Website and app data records
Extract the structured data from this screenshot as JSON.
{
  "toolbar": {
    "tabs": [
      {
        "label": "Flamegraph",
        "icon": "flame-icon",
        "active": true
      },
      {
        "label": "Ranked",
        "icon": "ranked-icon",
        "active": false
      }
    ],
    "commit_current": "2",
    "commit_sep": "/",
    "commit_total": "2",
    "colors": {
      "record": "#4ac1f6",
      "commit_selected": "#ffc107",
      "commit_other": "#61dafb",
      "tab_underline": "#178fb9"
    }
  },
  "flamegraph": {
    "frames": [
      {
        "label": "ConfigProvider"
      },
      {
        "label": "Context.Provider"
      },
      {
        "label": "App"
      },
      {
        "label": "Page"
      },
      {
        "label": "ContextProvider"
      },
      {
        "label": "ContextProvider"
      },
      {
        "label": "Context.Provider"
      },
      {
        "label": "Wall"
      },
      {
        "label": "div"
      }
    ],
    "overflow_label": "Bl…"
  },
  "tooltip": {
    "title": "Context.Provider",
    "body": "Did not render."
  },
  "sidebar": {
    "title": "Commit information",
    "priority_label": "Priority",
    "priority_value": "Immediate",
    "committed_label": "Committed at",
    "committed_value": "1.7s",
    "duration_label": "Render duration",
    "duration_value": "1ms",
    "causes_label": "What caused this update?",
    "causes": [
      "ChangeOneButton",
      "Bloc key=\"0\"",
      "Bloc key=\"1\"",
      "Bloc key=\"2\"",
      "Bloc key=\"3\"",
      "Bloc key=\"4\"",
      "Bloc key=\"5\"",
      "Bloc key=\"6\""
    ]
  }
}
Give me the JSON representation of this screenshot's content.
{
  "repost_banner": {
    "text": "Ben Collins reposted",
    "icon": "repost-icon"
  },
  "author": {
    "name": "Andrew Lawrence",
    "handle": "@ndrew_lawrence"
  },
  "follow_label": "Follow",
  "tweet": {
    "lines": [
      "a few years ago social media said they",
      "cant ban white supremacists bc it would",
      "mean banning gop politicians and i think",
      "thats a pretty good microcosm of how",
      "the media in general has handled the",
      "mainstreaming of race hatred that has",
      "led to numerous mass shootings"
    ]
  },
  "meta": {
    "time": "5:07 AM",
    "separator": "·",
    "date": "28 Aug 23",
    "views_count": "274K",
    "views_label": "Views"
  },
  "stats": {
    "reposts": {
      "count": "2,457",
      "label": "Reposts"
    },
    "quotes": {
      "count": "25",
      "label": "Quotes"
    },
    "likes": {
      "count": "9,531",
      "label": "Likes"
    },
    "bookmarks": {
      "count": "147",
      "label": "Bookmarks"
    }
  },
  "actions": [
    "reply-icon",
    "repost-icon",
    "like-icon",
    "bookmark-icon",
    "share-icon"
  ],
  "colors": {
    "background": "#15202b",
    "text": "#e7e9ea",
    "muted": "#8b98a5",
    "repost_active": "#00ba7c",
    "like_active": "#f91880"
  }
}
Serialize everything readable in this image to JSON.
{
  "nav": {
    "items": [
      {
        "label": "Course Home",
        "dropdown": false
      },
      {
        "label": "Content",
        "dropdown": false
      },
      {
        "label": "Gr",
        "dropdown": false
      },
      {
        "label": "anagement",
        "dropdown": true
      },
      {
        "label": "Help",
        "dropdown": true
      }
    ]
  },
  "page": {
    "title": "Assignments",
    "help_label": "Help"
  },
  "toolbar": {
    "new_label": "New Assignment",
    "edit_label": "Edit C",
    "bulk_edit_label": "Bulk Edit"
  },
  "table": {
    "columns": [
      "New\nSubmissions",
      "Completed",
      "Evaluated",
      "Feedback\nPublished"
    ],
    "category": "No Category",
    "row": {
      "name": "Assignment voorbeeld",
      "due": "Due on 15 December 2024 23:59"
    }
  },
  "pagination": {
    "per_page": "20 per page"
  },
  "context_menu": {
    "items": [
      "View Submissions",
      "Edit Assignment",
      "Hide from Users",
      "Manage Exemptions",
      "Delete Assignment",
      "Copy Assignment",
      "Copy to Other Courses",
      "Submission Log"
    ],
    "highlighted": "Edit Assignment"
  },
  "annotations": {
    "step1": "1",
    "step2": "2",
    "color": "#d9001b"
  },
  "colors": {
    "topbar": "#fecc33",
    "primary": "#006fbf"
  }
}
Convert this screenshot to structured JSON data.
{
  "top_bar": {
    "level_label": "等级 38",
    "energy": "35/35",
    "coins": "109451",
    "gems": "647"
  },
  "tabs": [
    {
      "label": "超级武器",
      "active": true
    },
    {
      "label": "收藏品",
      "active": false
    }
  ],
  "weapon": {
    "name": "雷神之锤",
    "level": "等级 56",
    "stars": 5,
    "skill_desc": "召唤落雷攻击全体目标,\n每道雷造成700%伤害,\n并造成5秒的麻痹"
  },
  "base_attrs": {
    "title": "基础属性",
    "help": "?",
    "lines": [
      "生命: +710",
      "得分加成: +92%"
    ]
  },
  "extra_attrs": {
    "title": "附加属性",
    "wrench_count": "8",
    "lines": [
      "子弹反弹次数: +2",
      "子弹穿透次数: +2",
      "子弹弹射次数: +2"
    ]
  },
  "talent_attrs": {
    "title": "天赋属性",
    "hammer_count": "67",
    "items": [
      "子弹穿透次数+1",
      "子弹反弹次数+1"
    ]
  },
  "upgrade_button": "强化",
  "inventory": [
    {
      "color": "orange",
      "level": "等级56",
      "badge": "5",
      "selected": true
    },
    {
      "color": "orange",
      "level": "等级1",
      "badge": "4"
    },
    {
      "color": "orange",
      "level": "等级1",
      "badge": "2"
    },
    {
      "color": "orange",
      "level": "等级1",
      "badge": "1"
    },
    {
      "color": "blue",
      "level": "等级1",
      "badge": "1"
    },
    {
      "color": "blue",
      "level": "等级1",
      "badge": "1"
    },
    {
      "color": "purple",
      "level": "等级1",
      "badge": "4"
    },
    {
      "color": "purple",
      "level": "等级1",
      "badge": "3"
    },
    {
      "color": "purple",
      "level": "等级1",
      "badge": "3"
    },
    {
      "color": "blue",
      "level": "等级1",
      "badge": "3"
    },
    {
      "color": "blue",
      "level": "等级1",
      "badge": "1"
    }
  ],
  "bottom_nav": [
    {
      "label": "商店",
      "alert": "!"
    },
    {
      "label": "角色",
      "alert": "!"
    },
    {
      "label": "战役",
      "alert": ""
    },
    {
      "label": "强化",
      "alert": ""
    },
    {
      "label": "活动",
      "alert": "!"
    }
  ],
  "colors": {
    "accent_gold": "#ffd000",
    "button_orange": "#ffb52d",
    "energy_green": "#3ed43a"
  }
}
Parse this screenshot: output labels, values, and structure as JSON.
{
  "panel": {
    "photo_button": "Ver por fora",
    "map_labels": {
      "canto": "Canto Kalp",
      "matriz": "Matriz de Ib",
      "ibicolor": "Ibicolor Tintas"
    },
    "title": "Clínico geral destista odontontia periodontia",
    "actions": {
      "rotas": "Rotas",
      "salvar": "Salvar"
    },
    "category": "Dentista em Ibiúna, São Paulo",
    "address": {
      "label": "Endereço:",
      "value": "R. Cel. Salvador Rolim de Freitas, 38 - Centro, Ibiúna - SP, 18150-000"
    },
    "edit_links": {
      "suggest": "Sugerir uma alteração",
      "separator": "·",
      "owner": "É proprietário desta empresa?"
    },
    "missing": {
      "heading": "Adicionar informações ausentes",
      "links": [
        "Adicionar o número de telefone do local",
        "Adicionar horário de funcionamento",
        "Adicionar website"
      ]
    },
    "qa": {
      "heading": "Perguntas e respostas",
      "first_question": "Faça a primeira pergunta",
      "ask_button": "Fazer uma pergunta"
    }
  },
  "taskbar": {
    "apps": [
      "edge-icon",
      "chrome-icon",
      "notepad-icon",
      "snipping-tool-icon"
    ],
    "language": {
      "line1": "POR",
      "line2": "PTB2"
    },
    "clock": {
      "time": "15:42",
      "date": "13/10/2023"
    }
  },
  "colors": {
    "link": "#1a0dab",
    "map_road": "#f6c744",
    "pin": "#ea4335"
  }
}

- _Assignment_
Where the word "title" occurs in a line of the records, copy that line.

- _Written reply_
    "title": "Context.Provider",
    "title": "Commit information",
    "title": "Assignments",
    "title": "基础属性",
    "title": "附加属性",
    "title": "天赋属性",
    "title": "Clínico geral destista odontontia periodontia",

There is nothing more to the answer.